Quantization-aware training involves simulating the effects of quantization during the training process, allowing the model to learn to adapt to the approximations introduced by quantization. This can be achieved by incorporating quantization operations into the forward and backward passes of the training algorithm. By doing so, the model learns to compensate for the quantization errors, leading to more robust performance when the final quantized model is deployed.
Moreover, fine-tuning is another crucial step in optimizing quantized GPT models. Once the model has been quantized, it can be further refined using a smaller dataset, typically specific to the target application. This fine-tuning process helps to adapt the quantized model to the particular nuances of the application domain, ensuring optimal performance and accuracy.
Recent research has demonstrated that GPT models can be effectively quantized with minimal impact on performance. Techniques such as mixed-precision training have proven to be particularly effective in maintaining the accuracy of quantized GPT models. By carefully selecting the appropriate quantization strategy and fine-tuning the model, it is possible to achieve a balance between model compression and performance that meets the requirements of specific applications.
Here is a collection of practical use cases for quantized GPT models:
Consumer Hardware: Quantized GPT models can be integrated into mobile and desktop applications, offering on-device natural language understanding capabilities without relying on cloud services. This enables privacy-sensitive applications and reduces latency.
Edge Computing: Quantized GPT models can be deployed on edge devices, such as IoT gadgets, to offer real-time NLP capabilities. This approach allows for decentralized processing and reduces the need for constant communication with centralized servers, saving bandwidth and improving responsiveness.
Data Center Optimization: Deploying quantized GPT models in data centers can lead to more efficient resource utilization, lowering energy consumption and reducing operational costs. This is particularly beneficial for large-scale NLP services that handle high volumes of user queries.
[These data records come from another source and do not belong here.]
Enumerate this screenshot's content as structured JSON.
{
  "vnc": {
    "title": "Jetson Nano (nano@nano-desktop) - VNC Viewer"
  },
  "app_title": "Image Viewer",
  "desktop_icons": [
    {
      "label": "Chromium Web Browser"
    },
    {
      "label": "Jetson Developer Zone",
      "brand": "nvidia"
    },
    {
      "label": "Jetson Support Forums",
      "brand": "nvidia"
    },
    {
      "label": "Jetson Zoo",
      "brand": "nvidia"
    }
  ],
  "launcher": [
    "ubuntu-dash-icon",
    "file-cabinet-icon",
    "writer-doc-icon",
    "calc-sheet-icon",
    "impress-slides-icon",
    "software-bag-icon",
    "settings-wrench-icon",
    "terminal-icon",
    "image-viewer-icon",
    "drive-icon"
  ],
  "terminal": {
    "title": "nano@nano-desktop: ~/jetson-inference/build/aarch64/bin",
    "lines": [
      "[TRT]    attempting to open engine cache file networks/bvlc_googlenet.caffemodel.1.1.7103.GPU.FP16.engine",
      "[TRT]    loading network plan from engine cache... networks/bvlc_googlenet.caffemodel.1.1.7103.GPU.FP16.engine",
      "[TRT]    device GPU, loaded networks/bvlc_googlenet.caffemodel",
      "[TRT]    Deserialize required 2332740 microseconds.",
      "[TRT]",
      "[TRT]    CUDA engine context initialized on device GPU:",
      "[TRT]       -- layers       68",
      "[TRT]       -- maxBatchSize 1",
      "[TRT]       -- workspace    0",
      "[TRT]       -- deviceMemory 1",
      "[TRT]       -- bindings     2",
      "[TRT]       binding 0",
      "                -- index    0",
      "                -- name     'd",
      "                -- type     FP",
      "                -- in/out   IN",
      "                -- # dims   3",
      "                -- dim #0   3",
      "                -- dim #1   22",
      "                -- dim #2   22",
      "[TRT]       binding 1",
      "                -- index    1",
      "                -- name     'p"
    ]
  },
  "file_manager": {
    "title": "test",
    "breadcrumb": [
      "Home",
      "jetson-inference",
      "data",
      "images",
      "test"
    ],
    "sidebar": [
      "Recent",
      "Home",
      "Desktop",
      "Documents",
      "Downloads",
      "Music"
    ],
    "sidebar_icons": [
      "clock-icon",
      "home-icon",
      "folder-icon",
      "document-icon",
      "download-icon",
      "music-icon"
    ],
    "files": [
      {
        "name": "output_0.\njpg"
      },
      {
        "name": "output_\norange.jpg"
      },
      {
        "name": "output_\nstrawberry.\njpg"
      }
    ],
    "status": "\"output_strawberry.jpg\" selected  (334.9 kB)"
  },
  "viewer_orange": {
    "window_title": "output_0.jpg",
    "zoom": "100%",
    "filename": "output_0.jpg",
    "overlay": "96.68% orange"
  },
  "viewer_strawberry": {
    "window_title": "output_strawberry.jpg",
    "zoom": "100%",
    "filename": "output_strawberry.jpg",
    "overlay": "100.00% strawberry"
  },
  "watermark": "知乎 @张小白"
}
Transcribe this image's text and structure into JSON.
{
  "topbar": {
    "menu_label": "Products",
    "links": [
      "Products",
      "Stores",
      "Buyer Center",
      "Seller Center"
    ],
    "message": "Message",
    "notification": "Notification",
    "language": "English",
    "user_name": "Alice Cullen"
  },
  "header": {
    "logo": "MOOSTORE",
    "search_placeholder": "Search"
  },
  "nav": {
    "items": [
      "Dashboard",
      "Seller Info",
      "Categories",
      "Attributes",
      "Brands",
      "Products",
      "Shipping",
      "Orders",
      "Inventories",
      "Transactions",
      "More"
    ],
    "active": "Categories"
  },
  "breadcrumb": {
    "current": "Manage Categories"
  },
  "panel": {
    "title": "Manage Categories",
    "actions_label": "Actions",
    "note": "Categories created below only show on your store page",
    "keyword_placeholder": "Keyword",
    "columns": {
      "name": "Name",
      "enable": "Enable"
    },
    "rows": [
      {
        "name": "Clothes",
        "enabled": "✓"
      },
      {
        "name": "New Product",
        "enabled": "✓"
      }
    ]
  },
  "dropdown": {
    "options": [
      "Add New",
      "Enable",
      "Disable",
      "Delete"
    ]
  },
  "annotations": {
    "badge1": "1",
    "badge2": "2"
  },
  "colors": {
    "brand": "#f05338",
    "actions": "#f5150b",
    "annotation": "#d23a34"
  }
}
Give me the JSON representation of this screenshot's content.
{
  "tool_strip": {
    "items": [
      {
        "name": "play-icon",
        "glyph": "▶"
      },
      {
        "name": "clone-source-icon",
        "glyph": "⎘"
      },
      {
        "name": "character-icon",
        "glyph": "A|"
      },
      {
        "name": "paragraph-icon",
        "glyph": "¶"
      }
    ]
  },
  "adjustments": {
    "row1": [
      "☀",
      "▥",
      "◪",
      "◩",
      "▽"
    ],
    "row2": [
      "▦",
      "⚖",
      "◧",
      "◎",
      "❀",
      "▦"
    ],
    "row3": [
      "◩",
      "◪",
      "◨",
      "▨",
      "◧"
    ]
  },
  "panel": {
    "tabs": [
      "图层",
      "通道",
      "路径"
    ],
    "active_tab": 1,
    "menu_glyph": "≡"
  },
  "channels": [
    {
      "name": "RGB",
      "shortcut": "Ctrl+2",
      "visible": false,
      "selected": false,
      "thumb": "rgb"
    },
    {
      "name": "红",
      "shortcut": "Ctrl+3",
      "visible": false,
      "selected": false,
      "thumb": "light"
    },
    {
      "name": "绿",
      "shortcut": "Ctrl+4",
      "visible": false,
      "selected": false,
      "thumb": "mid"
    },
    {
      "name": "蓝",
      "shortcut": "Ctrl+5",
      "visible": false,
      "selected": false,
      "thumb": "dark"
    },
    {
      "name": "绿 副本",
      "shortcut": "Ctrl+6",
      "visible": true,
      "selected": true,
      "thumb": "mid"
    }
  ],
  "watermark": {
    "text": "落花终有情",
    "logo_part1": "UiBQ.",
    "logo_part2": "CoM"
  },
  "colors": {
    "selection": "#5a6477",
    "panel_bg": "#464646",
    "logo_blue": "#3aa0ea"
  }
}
Quantization is an essential technique for optimizing GPT models, making them more accessible and deployable in real-world applications. By reducing memory footprint, speeding up inference, and improving energy efficiency, quantization unlocks the potential of GPT models on memory-constrained devices, enables real-time NLP capabilities. Despite its challenges, such as potential loss of accuracy and hardware compatibility, quantization is a critical step toward the widespread adoption of GPT models across various platforms and applications.
As the adoption of GPT models continues to grow, the need for optimization techniques like quantization becomes increasingly important. Researchers and practitioners must keep exploring novel quantization methods to further improve the efficiency of these models, addressing challenges and hardware limitations along the way. By investing in these optimization efforts, we can ensure that GPT models become even more accessible and scalable, revolutionizing the field of natural language processing and enabling a wide range of applications across various industries.
Future research in the field of quantization for GPT models will likely focus on developing new techniques to further optimize the trade-off between model compression and performance. Additionally, the development of hardware accelerators specifically designed to handle quantized models could help to unlock the full potential of quantization in GPTs.